Gerard Talavera (Institute of Evolutionary Biology (CSIC-UPF), Spain)
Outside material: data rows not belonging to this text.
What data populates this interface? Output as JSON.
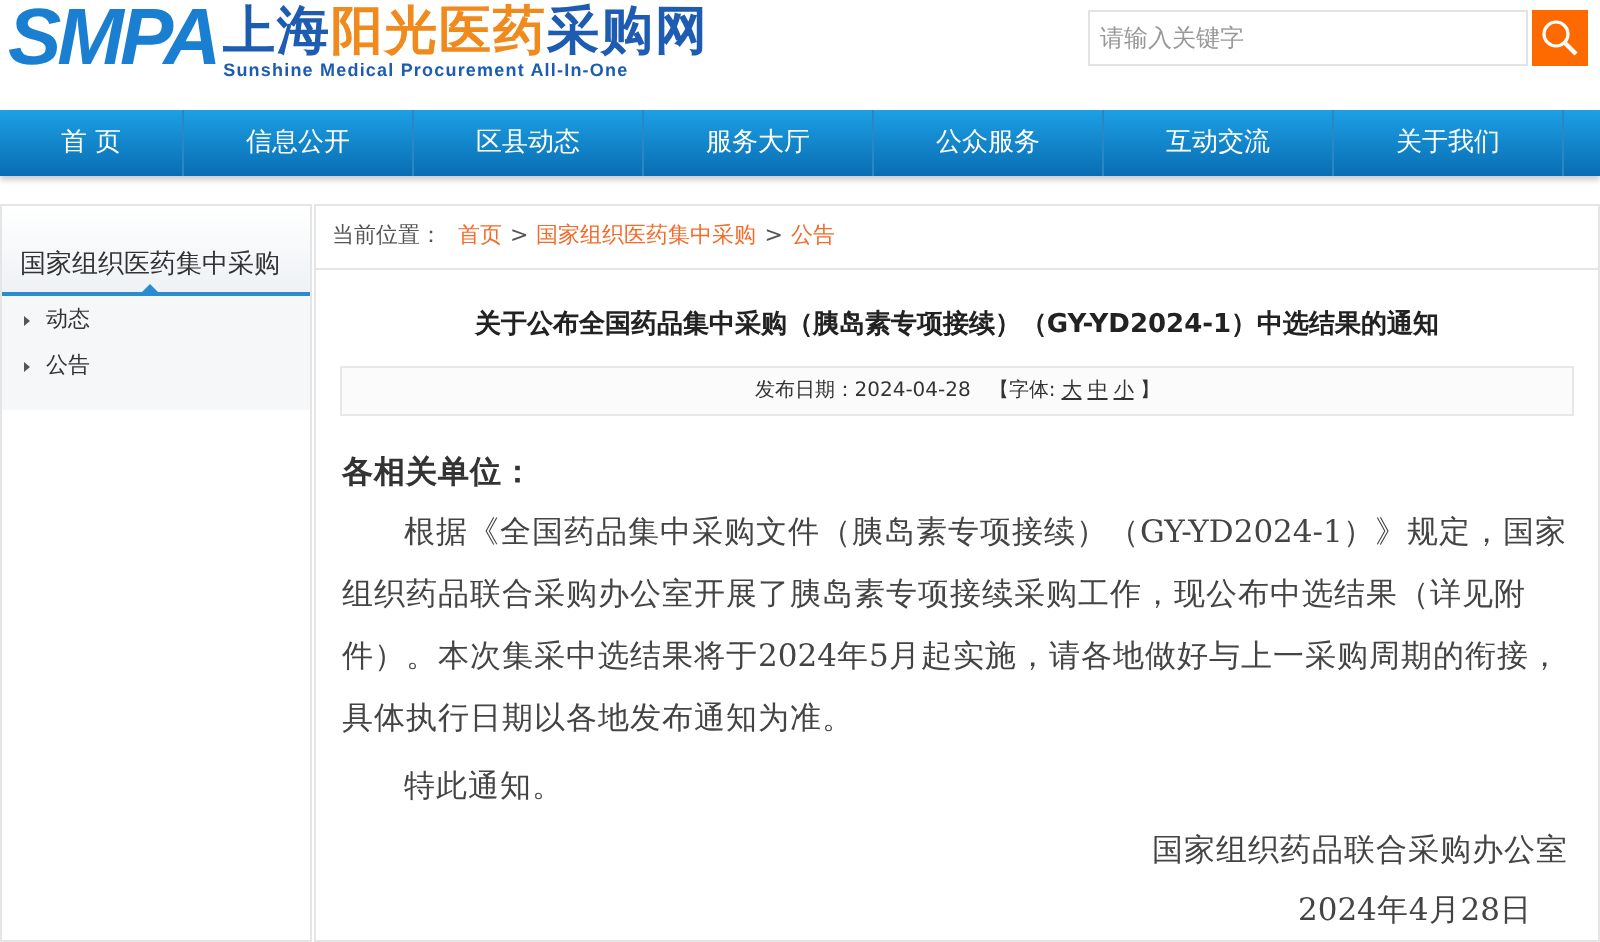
{
  "logo": {
    "mark": "SMPA",
    "title_parts": [
      {
        "text": "上海",
        "color": "#1d5cb0"
      },
      {
        "text": "阳光医药",
        "color": "#f08a1c"
      },
      {
        "text": "采购网",
        "color": "#1d5cb0"
      }
    ],
    "subtitle": "Sunshine Medical Procurement All-In-One"
  },
  "search": {
    "placeholder": "请输入关键字"
  },
  "nav": [
    "首 页",
    "信息公开",
    "区县动态",
    "服务大厅",
    "公众服务",
    "互动交流",
    "关于我们"
  ],
  "sidebar": {
    "title": "国家组织医药集中采购",
    "items": [
      "动态",
      "公告"
    ]
  },
  "breadcrumb": {
    "label": "当前位置：",
    "links": [
      "首页",
      "国家组织医药集中采购",
      "公告"
    ],
    "separator": ">"
  },
  "article": {
    "title": "关于公布全国药品集中采购（胰岛素专项接续）（GY-YD2024-1）中选结果的通知",
    "meta": {
      "date_label": "发布日期：",
      "date": "2024-04-28",
      "font_label": "【字体:",
      "font_sizes": [
        "大",
        "中",
        "小"
      ],
      "font_end": "】"
    },
    "salutation": "各相关单位：",
    "paragraphs": [
      "根据《全国药品集中采购文件（胰岛素专项接续）（GY-YD2024-1）》规定，国家组织药品联合采购办公室开展了胰岛素专项接续采购工作，现公布中选结果（详见附件）。本次集采中选结果将于2024年5月起实施，请各地做好与上一采购周期的衔接，具体执行日期以各地发布通知为准。",
      "特此通知。"
    ],
    "signature": "国家组织药品联合采购办公室",
    "signed_date": "2024年4月28日"
  }
}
Talk Abstract: Insects undergo aerial long‐distance migrations that outnumber migrations of larger organisms, such as birds, both in abundance and biomass. These long‐range movements have important—albeit still largely unknown—implications for ecosystems. But insect migration is still a poorly understood phenomenon, partly because of the lack of field data and the technical limitations associated with tracking small, short-lived, organisms. In this talk, I will take you on a journey about how it is studying migratory insects, from the field to the lab. I will show how a multidisciplinary approach can help at tracking migratory movements, including tools on genetics, isotope ecology, ecological niche modelling, pollen metabarcoding, field ecology and citizen science. In particular I will show the example of the Painted Lady butterfly (Vanessa cardui), the most cosmopolitan of all butterflies and the one exhibiting the widest distributional range of any insect performing large-scale migratory movements. However, little information is known about the species’ global migratory routes. With a particular focus on the Palearctic-African migratory system of this species, I will describe the latest discoveries showing regular trans-Saharan migrations, that entail astonishing distances of >4000 km, similar to those of some birds. Overall, we will discuss about the scale and potential implications that insect migratory movements represent for ecosystems and nature conservation worldwide.